- Requirement -
Report the number of lines in the data where the word "datetime" appears, and add no other text.

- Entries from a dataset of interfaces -

---

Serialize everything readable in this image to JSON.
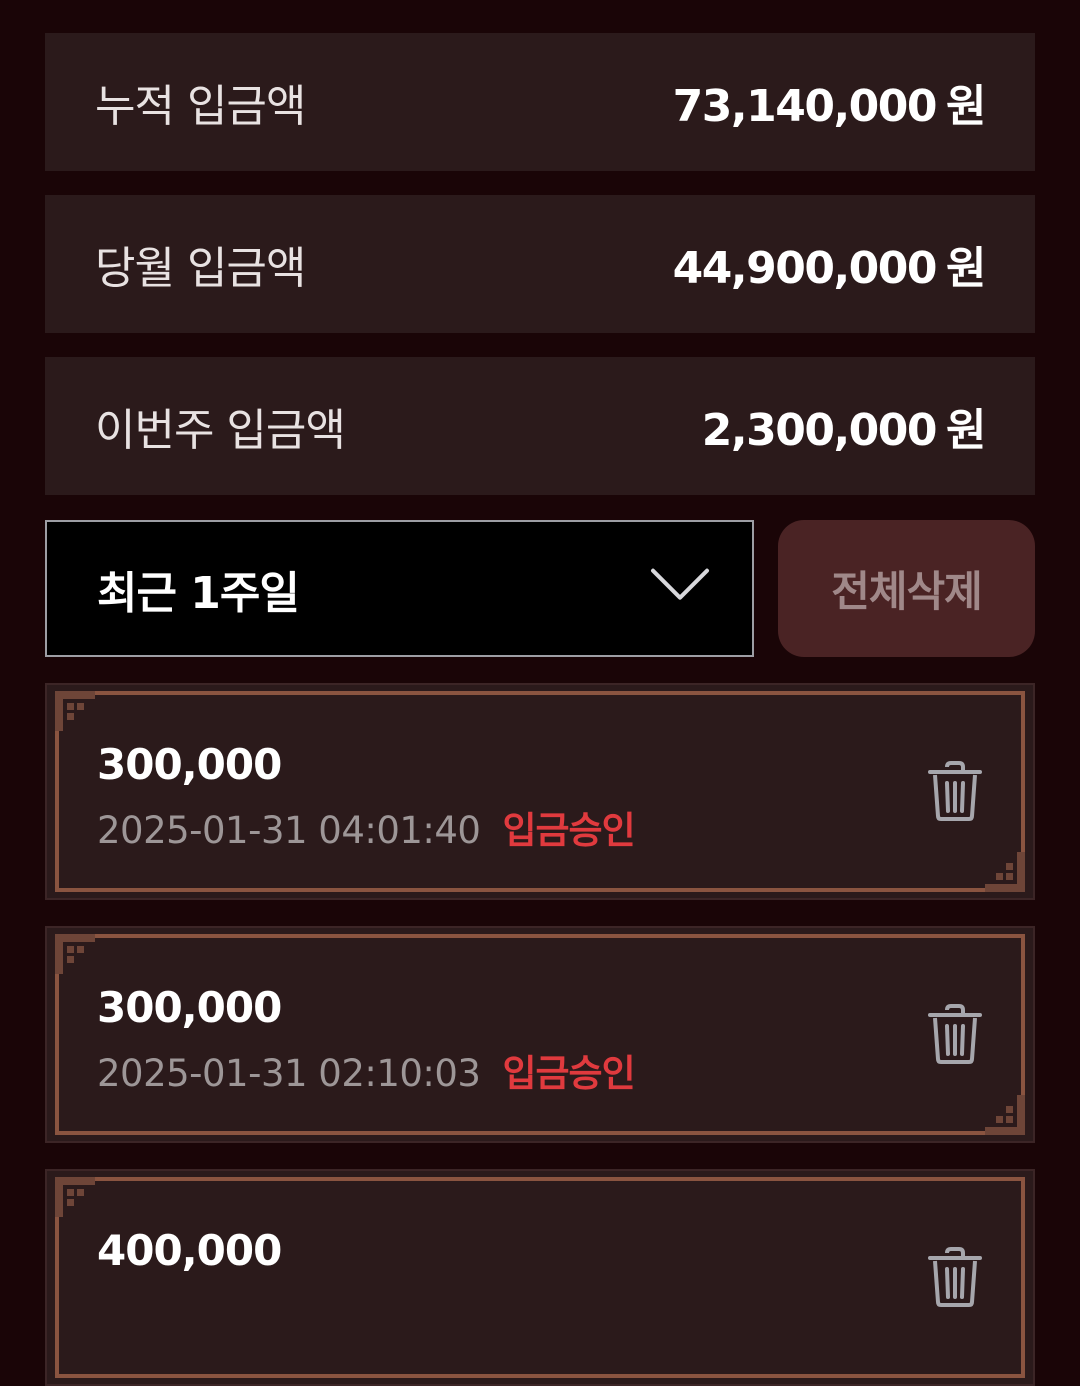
{
  "summary": [
    {
      "label": "누적 입금액",
      "amount": "73,140,000",
      "unit": "원"
    },
    {
      "label": "당월 입금액",
      "amount": "44,900,000",
      "unit": "원"
    },
    {
      "label": "이번주 입금액",
      "amount": "2,300,000",
      "unit": "원"
    }
  ],
  "filter": {
    "selected": "최근 1주일",
    "icon": "chevron-down-icon"
  },
  "delete_all_label": "전체삭제",
  "deposits": [
    {
      "amount": "300,000",
      "datetime": "2025-01-31 04:01:40",
      "status": "입금승인"
    },
    {
      "amount": "300,000",
      "datetime": "2025-01-31 02:10:03",
      "status": "입금승인"
    },
    {
      "amount": "400,000",
      "datetime": "",
      "status": ""
    }
  ],
  "colors": {
    "background": "#1a0507",
    "panel": "#2b1a1b",
    "frame": "#8a5440",
    "status_red": "#e03a3e",
    "delete_all_bg": "#4a2324"
  }
}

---

- Result below -
3